What to work on: Repeat all the records exactly, omitting pictures.

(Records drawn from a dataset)
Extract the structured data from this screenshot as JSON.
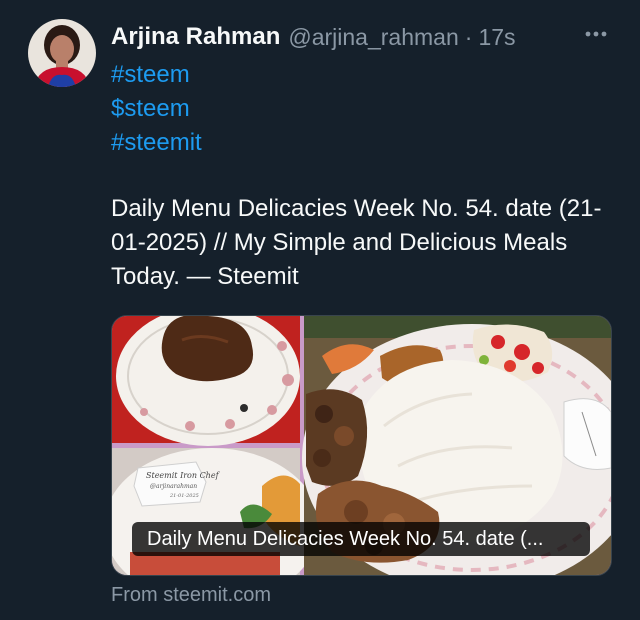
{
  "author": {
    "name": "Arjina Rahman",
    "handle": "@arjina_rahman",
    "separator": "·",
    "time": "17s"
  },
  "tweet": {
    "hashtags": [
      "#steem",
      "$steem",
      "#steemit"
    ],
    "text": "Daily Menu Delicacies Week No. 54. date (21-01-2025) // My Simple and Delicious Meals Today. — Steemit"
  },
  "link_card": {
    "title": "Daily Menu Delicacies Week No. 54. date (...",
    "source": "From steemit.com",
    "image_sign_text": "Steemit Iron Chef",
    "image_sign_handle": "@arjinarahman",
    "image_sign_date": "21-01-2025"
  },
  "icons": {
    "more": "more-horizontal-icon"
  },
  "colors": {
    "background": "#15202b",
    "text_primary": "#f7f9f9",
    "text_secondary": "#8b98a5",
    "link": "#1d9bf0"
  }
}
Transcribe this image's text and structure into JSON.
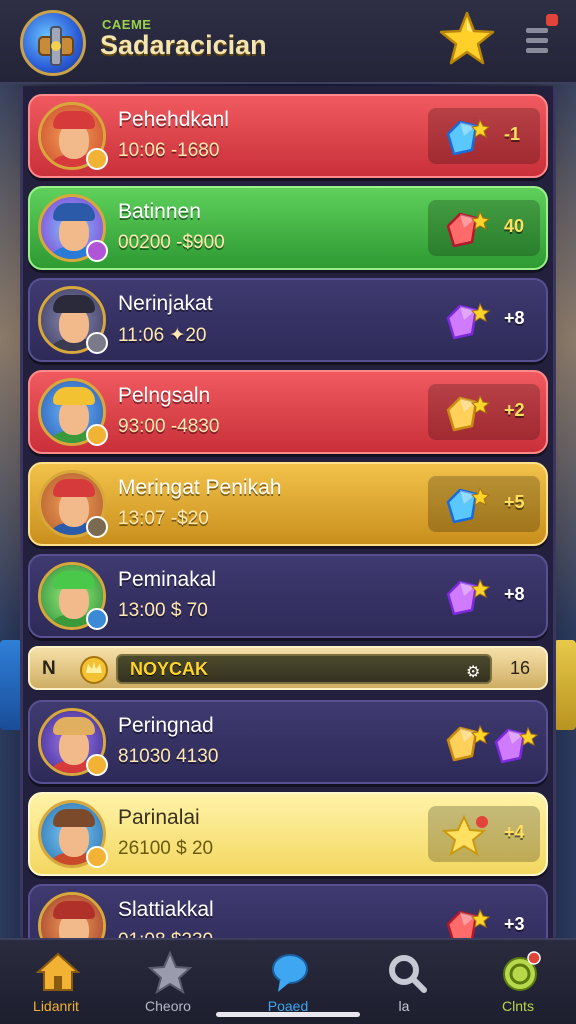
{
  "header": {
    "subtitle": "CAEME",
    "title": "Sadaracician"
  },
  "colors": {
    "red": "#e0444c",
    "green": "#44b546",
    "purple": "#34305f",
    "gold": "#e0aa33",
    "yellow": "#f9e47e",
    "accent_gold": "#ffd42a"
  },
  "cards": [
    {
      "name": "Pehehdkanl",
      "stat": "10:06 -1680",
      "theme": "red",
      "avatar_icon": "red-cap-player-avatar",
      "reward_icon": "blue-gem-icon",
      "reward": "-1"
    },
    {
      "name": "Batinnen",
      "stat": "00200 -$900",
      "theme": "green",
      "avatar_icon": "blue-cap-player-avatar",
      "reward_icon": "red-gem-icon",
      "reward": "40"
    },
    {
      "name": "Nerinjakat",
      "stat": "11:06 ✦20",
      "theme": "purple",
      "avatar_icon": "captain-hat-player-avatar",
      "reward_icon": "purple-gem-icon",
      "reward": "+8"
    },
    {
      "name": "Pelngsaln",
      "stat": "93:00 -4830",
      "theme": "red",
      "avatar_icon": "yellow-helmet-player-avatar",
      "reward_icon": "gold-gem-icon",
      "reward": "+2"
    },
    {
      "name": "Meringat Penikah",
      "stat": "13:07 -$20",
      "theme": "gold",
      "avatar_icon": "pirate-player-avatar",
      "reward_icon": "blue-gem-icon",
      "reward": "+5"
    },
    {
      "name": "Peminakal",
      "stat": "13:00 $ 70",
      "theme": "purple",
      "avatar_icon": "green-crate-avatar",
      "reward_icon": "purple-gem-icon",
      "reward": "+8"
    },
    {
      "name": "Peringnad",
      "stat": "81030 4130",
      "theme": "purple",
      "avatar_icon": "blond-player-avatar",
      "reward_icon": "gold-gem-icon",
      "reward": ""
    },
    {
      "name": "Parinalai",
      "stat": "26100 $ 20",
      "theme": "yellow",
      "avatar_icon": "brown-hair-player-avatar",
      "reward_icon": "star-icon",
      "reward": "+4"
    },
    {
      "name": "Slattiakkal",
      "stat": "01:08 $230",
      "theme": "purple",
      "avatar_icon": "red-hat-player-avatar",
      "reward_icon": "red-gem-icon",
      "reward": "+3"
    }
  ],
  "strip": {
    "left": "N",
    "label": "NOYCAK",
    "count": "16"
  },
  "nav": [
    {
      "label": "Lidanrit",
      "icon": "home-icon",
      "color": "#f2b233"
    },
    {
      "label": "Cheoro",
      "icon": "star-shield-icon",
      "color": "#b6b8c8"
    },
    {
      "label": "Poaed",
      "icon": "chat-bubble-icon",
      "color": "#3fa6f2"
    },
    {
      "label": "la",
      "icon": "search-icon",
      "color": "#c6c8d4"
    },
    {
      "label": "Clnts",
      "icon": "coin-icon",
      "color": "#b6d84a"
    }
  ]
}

Exercise solution:
Extract the structured data from this screenshot as JSON.
{
  "author": {
    "name": "Arjina Rahman",
    "handle": "@arjina_rahman",
    "separator": "·",
    "time": "17s"
  },
  "tweet": {
    "hashtags": [
      "#steem",
      "$steem",
      "#steemit"
    ],
    "text": "Daily Menu Delicacies Week No. 54. date (21-01-2025) // My Simple and Delicious Meals Today. — Steemit"
  },
  "link_card": {
    "title": "Daily Menu Delicacies Week No. 54. date (...",
    "source": "From steemit.com",
    "image_sign_text": "Steemit Iron Chef",
    "image_sign_handle": "@arjinarahman",
    "image_sign_date": "21-01-2025"
  },
  "icons": {
    "more": "more-horizontal-icon"
  },
  "colors": {
    "background": "#15202b",
    "text_primary": "#f7f9f9",
    "text_secondary": "#8b98a5",
    "link": "#1d9bf0"
  }
}
Transcribe this image's text and structure into JSON.
{
  "header": {
    "subtitle": "CAEME",
    "title": "Sadaracician"
  },
  "colors": {
    "red": "#e0444c",
    "green": "#44b546",
    "purple": "#34305f",
    "gold": "#e0aa33",
    "yellow": "#f9e47e",
    "accent_gold": "#ffd42a"
  },
  "cards": [
    {
      "name": "Pehehdkanl",
      "stat": "10:06 -1680",
      "theme": "red",
      "avatar_icon": "red-cap-player-avatar",
      "reward_icon": "blue-gem-icon",
      "reward": "-1"
    },
    {
      "name": "Batinnen",
      "stat": "00200 -$900",
      "theme": "green",
      "avatar_icon": "blue-cap-player-avatar",
      "reward_icon": "red-gem-icon",
      "reward": "40"
    },
    {
      "name": "Nerinjakat",
      "stat": "11:06 ✦20",
      "theme": "purple",
      "avatar_icon": "captain-hat-player-avatar",
      "reward_icon": "purple-gem-icon",
      "reward": "+8"
    },
    {
      "name": "Pelngsaln",
      "stat": "93:00 -4830",
      "theme": "red",
      "avatar_icon": "yellow-helmet-player-avatar",
      "reward_icon": "gold-gem-icon",
      "reward": "+2"
    },
    {
      "name": "Meringat Penikah",
      "stat": "13:07 -$20",
      "theme": "gold",
      "avatar_icon": "pirate-player-avatar",
      "reward_icon": "blue-gem-icon",
      "reward": "+5"
    },
    {
      "name": "Peminakal",
      "stat": "13:00 $ 70",
      "theme": "purple",
      "avatar_icon": "green-crate-avatar",
      "reward_icon": "purple-gem-icon",
      "reward": "+8"
    },
    {
      "name": "Peringnad",
      "stat": "81030 4130",
      "theme": "purple",
      "avatar_icon": "blond-player-avatar",
      "reward_icon": "gold-gem-icon",
      "reward": ""
    },
    {
      "name": "Parinalai",
      "stat": "26100 $ 20",
      "theme": "yellow",
      "avatar_icon": "brown-hair-player-avatar",
      "reward_icon": "star-icon",
      "reward": "+4"
    },
    {
      "name": "Slattiakkal",
      "stat": "01:08 $230",
      "theme": "purple",
      "avatar_icon": "red-hat-player-avatar",
      "reward_icon": "red-gem-icon",
      "reward": "+3"
    }
  ],
  "strip": {
    "left": "N",
    "label": "NOYCAK",
    "count": "16"
  },
  "nav": [
    {
      "label": "Lidanrit",
      "icon": "home-icon",
      "color": "#f2b233"
    },
    {
      "label": "Cheoro",
      "icon": "star-shield-icon",
      "color": "#b6b8c8"
    },
    {
      "label": "Poaed",
      "icon": "chat-bubble-icon",
      "color": "#3fa6f2"
    },
    {
      "label": "la",
      "icon": "search-icon",
      "color": "#c6c8d4"
    },
    {
      "label": "Clnts",
      "icon": "coin-icon",
      "color": "#b6d84a"
    }
  ]
}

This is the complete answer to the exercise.